Lukowiak explains that memories can be overwritten by another memory in a process called extinction. However, the original memory is not forgotten and if the additional memory is stored weakly, it can be lost and the original memory restored. So, Fruson and Lukowiak decided to find out how strong the epi-boosted memory was by trying to extinguish it. Having trained the snails, the duo then tried to replace it with a memory where the snails could open their breathing tubes. However, instead of learning the new memory, the epi-trained snails stubbornly kept their breathing tubes shut. The epi-memory was too strong to be extinguished.
The duo also found that instead of requiring a sensory organ to consolidate the snails' memories – like their memories of predators triggered by smell – epi directly affects the neurons that store the memory.

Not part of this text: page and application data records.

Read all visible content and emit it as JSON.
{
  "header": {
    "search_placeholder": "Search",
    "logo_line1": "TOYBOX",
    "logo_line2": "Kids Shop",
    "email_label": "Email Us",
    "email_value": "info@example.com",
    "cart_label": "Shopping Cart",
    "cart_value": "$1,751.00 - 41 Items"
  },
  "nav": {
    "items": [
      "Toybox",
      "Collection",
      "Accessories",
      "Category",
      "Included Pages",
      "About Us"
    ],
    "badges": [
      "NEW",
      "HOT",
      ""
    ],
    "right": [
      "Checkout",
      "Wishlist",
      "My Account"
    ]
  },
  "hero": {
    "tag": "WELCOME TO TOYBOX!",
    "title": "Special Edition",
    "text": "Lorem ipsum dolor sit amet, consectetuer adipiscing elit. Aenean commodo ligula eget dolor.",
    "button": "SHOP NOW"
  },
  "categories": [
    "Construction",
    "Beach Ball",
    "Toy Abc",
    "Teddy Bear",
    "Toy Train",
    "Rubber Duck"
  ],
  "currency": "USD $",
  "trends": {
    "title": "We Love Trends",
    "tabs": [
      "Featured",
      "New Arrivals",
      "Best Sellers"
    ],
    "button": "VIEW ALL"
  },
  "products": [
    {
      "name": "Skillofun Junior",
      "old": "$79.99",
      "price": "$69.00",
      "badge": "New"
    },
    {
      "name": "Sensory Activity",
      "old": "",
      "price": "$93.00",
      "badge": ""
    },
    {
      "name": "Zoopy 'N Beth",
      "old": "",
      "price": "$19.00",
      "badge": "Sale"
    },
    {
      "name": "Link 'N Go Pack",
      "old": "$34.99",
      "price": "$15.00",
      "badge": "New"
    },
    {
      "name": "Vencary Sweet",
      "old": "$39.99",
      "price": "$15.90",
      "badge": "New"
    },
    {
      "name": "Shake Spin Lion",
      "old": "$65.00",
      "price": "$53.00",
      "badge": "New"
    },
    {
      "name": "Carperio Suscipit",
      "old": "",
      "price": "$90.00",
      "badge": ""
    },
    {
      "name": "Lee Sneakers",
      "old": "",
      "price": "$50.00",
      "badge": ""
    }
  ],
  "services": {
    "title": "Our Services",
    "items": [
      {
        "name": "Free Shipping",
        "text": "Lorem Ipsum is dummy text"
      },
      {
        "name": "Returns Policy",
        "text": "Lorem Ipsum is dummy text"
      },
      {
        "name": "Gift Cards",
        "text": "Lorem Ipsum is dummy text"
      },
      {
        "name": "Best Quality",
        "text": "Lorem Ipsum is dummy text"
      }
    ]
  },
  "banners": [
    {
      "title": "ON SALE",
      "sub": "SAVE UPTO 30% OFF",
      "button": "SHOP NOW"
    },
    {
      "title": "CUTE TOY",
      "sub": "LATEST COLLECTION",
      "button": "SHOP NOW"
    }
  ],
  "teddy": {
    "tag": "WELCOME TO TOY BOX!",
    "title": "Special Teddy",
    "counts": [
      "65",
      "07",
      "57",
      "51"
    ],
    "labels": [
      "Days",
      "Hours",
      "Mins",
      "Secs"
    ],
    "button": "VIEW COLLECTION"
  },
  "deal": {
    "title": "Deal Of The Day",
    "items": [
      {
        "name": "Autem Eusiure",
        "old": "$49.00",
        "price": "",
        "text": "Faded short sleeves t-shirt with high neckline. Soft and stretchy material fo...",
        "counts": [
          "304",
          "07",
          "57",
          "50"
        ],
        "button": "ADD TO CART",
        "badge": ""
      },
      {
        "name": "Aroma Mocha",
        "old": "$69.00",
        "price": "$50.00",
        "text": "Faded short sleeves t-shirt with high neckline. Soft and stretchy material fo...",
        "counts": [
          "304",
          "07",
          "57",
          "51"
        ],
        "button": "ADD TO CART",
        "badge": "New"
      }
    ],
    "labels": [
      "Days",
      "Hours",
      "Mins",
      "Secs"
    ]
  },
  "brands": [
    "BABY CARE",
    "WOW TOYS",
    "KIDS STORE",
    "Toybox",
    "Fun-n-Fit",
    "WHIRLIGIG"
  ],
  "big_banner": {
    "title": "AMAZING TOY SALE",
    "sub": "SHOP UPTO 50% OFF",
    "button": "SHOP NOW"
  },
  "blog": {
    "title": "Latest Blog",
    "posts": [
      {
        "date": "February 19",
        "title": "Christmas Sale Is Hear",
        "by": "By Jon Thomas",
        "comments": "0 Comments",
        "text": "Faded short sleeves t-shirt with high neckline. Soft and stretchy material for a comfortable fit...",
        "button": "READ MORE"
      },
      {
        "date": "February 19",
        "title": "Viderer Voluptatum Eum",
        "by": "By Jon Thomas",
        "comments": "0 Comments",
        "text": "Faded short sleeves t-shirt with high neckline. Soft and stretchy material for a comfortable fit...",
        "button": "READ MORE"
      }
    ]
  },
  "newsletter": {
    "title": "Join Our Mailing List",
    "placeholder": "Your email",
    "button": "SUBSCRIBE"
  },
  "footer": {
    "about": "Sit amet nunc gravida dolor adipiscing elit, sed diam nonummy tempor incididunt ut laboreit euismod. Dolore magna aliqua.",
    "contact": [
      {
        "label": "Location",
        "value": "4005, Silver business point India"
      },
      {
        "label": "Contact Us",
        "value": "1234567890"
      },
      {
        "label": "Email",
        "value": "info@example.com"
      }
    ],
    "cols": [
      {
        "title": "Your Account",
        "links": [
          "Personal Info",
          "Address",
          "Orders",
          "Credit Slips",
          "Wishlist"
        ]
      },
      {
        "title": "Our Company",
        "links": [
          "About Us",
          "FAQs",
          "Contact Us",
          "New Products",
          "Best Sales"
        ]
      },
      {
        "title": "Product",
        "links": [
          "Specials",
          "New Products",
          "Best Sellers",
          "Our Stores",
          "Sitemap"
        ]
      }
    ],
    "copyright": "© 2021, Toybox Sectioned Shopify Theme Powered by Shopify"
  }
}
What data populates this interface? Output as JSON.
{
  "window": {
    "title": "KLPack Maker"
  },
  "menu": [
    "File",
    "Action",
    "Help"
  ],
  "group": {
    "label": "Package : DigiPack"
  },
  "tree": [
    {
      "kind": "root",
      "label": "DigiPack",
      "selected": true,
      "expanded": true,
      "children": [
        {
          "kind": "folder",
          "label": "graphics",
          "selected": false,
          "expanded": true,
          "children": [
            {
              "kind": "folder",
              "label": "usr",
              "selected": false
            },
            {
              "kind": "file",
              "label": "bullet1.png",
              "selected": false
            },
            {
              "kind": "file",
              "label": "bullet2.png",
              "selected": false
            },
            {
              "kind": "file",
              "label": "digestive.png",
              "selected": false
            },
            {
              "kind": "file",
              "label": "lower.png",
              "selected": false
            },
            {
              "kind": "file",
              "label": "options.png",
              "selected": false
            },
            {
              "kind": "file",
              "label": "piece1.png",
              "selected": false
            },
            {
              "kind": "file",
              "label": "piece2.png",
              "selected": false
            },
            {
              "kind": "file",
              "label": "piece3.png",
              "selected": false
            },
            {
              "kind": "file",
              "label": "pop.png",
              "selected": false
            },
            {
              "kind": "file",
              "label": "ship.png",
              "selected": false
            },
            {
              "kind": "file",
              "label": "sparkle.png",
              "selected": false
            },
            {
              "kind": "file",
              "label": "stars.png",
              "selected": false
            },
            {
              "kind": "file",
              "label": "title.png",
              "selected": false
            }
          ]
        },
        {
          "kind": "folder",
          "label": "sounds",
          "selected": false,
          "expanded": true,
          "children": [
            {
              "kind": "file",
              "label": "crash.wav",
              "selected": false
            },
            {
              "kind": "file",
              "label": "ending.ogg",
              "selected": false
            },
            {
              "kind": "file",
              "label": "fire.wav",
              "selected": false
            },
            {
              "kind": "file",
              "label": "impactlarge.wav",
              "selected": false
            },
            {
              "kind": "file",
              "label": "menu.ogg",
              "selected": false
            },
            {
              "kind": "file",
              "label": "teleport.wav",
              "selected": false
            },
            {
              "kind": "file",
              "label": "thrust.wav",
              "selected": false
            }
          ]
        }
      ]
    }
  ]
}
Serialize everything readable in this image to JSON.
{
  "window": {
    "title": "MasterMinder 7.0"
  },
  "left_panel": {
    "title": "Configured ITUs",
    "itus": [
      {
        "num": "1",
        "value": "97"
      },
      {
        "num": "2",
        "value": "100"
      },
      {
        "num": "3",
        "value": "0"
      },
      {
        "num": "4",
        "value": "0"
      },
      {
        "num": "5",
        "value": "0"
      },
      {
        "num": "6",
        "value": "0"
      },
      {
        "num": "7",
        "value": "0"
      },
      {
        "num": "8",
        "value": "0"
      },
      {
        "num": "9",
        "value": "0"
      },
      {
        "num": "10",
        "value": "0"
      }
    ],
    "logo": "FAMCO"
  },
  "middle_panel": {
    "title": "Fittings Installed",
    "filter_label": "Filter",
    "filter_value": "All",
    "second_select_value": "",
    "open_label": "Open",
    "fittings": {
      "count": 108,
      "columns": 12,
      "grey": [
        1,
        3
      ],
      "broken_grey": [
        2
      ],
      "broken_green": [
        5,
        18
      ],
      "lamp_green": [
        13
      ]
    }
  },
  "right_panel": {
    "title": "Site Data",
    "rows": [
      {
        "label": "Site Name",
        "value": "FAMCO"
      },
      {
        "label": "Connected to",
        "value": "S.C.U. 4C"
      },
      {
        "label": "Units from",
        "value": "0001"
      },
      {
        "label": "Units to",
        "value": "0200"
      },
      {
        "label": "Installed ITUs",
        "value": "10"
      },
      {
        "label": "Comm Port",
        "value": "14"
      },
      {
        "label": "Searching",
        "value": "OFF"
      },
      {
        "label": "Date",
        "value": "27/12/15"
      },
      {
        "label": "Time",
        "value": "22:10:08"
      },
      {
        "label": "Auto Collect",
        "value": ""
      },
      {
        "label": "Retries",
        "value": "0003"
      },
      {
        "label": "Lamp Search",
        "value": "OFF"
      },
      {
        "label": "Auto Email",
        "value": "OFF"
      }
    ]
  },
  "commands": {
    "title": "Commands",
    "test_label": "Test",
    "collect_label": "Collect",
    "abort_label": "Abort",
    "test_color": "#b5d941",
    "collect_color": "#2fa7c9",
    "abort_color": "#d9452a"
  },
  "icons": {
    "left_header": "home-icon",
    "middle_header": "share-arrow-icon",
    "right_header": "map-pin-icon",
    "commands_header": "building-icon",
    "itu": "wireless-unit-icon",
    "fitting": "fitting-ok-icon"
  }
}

So, Lukowiak is keen to look directly at the effect that epi has on memory neurons and adds that the cognitive effects of half a bar of dark chocolate could even help your grades: good news for chocoholics the world over.